MINI is on a charge! The British-based firm has made history by producing its first ever all-electric production model – and Auto Express has driven it.
The unlikely star of the Los Angeles Motor Show, it points the way to the zero-emissions car of tomorrow. It’s being made available in the US to 450 customers, who will run the experimental model for a year, at a monthly lease price of $850.
Mounted where the back seats would normally be are 5,088 AC Propulsion lithium-ion battery cells, similar to those in most mobile phones. That means this MINI weighs a hefty 1,465kg.
The system is similar, but not identical, to the set-up in the Lotus Elise-based Tesla sports car. And the battery provides a maximum driving range of 150 miles, a top speed of 95mph and a 0-60mph time of eight seconds – making the newcomer quicker than a standard MINI Cooper.
The 35kW/h battery takes only two hours to power up using BMW’s 50-amp charger, which will be fitted to the house or workplace of all MINI E test drivers at no extra charge. With an ordinary US 110V supply, that charging time stretches to a maximum of 28 hours – so you need to plan for longer trips.

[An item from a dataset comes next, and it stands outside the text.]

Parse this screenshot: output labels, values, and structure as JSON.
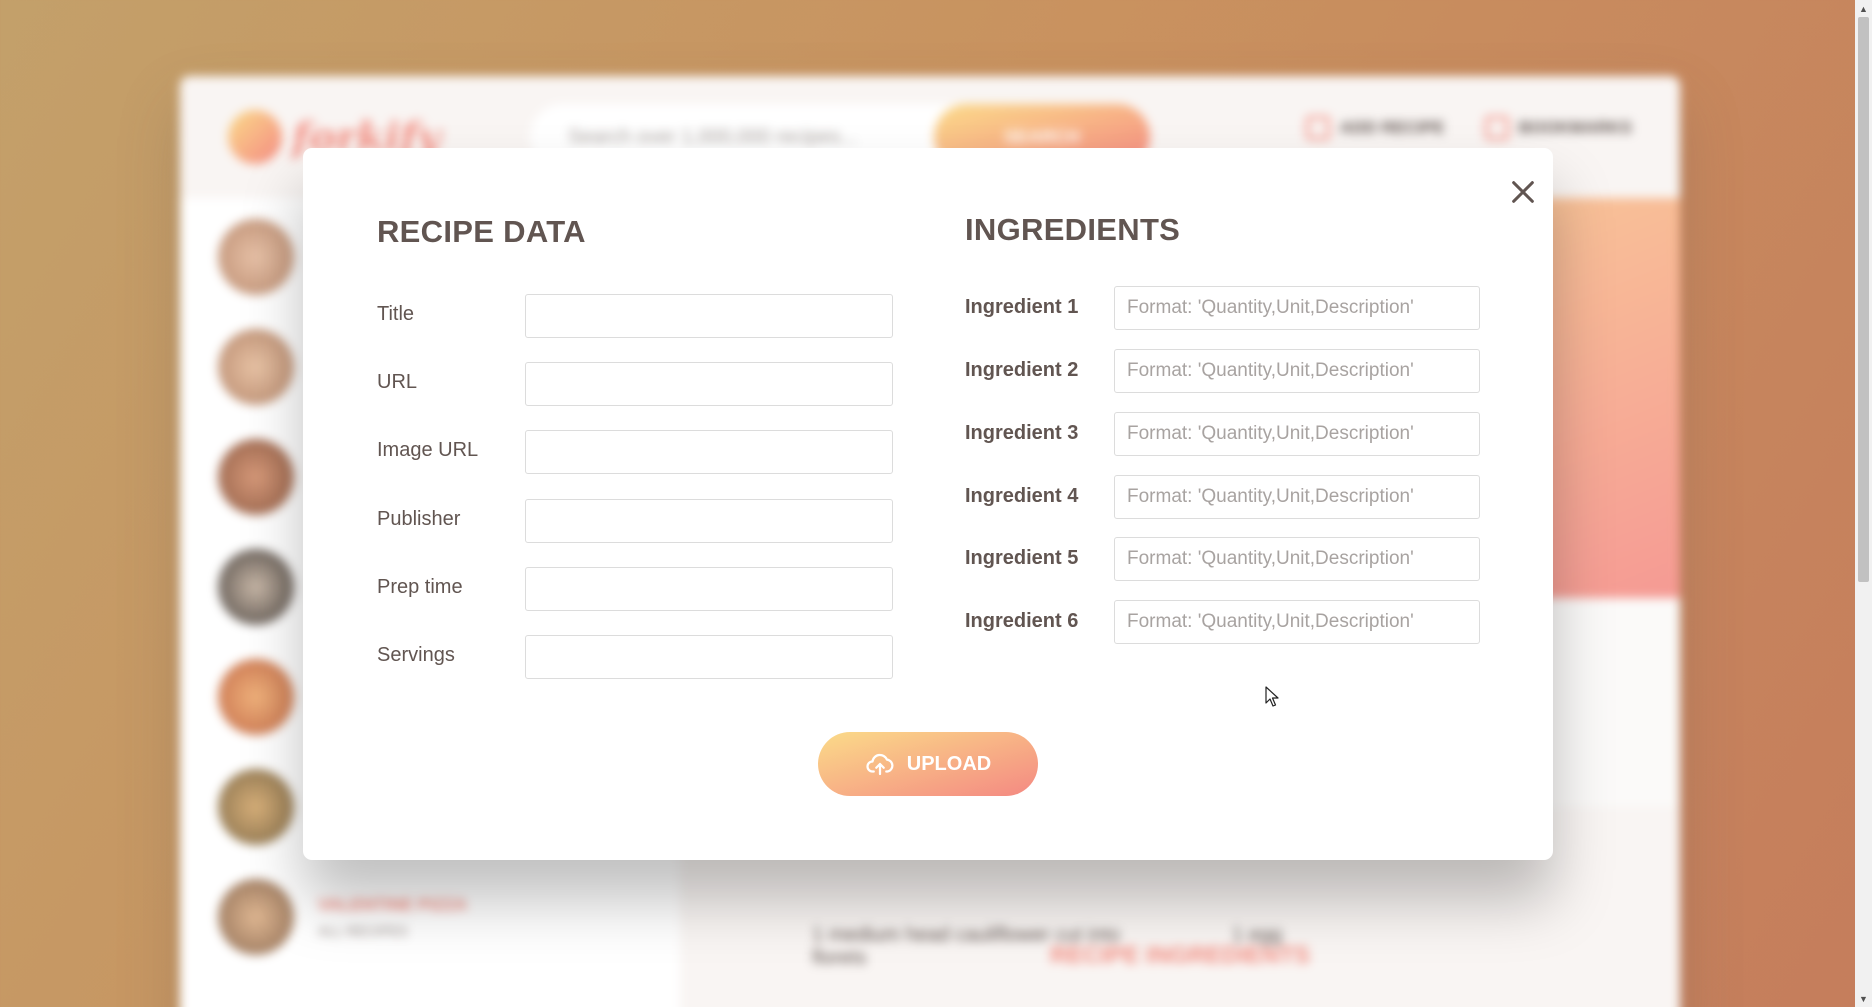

The electric conversion effectively turns the MINI E into a two-seater, with an even smaller boot that can swallow a couple of briefcases. The dash gets a battery charge indicator and a power use meter in the speedo.

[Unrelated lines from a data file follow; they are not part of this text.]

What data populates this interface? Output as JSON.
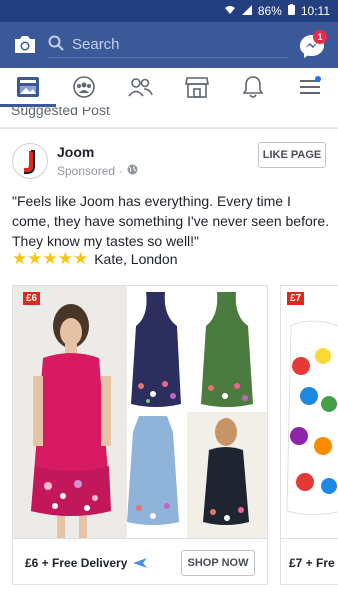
{
  "status": {
    "battery": "86%",
    "time": "10:11"
  },
  "header": {
    "search_placeholder": "Search",
    "messenger_badge": "1"
  },
  "nav": [
    "news-feed",
    "groups",
    "friends",
    "marketplace",
    "notifications",
    "menu"
  ],
  "suggested": {
    "label": "Suggested Post",
    "more": "···"
  },
  "post": {
    "page_name": "Joom",
    "sponsored": "Sponsored",
    "like_button": "LIKE PAGE",
    "text": "\"Feels like Joom has everything. Every time I come, they have something I've never seen before. They know my tastes so well!\"",
    "stars": "★★★★★",
    "reviewer": "Kate, London"
  },
  "cards": [
    {
      "badge": "£6",
      "title": "£6 + Free Delivery",
      "cta": "SHOP NOW"
    },
    {
      "badge": "£7",
      "title": "£7 + Fre"
    }
  ],
  "colors": {
    "brand": "#3b5998",
    "badge": "#e0291d"
  }
}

Starting takes about 10 seconds, as the electronics check the state of the battery and confirm the vehicle is working correctly. With 400 volts of direct current flying around, safety is paramount, and the bonnet is effectively sealed. Try to open it and the battery is isolated; you’ll need a BMW engineer to reconnect it.
There’s the faintest hum as the fans cool the battery pack behind you and the motor under the bonnet. When the dash lights confirm the car is ready, you simply put the gearlever in Drive and press the throttle.
The 201bhp motor responds immediately. The little MINI E takes off like a scalded cat, its tyres fighting the 220Nm of torque, and the steering wheel twisting in your hands. There’s a high-pitched whining from the motor, but otherwise the car is eerily silent and the main noise is that of the tyres on the road.
Lift off the throttle and the effect is even more marked, but in reverse. BMW’s engineers have chosen to apply all the regenerative braking when the throttle is off, rather than when the left pedal is pressed. This can be as much as 0.3g, which is harder than most in-town braking. For that reason, the tail-lights illuminate to warn following drivers that you are slowing quickly. It’s a weird sensation, and many owners will find they hop down the road before they get used to the on-off accelerator pedal.
The steering is heavy and, as it rides on modified Cooper S suspension, the ride is harsh. But this is a big step forward for BMW and MINI. In all, 500 cars have been built, and a trial will take place in Germany next year.
The MINI E is unlikely to come to Britain. But an insider says the firm is in talks with the Government with the aim of preparing the ground – as well as the charging infrastructure – for this and other electric cars. So, watch this space.
Rival: Fiat 500 Hybrid
All-electric version of the popular 500 isn’t far away. A 900cc two-cylinder petrol-electric hybrid is due next year, boasting 90mpg and CO2 emissions of less than 100g/km.
* Engine: Electric motor with lithium-ion battery pack, 204bhp
* 0-60mph: 8.5 seconds
* Top Speed: 95mph
* Range: 150 miles
* Price: Lease only, $850 a month